Much to the dismay of civil libertarians, reports have surfaced that televisions can record and transmit private conversations back to the manufacturer or a third-party without the knowledge of the user. While some manufacturers have inconspicuous warnings tucked away in their user manuals, consumers are largely unaware that what they say can be monitored, recorded, and transmitted to a third party, say, for targeted advertising. “It might be a little creepy if the family discussing financial issues finds themselves receiving targeted commercials from bankruptcy attorneys as they watch their favorite show,” said Gatto.
“AB 1116 will give the consumer the ability to individually determine the level of privacy protections inside their home,” Gatto said. “We’re not trying to stymie technological advances or fetter profit margins. The television industry has survived for over half a century without knowing what I said to my wife during an episode of The Bachelor.”

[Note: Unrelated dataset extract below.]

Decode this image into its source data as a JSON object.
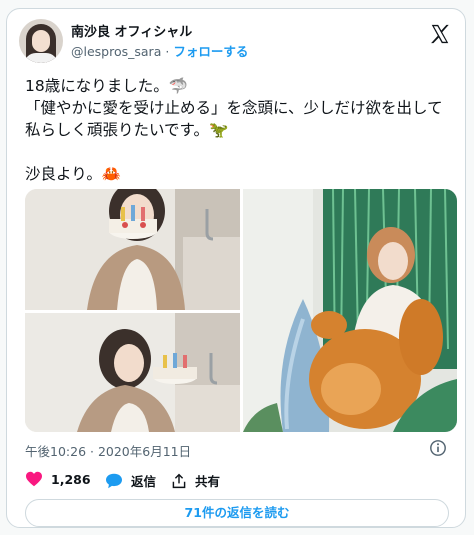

The measure now moves to the Senate Appropriations Committee for further consideration.
Mike Gatto is the Chairman of the Privacy and Consumer Protection Committee, and the longest-serving current member of the State Assembly. He represents California’s 43rd Assembly District, which includes Burbank, Glendale, La Cañada Flintridge, La Crescenta, Montrose, and the Los Angeles neighborhoods of Atwater Village, East Hollywood, Franklin Hills, Hollywood Hills, Los Feliz, and Silver Lake. www.asm.ca.gov/gatto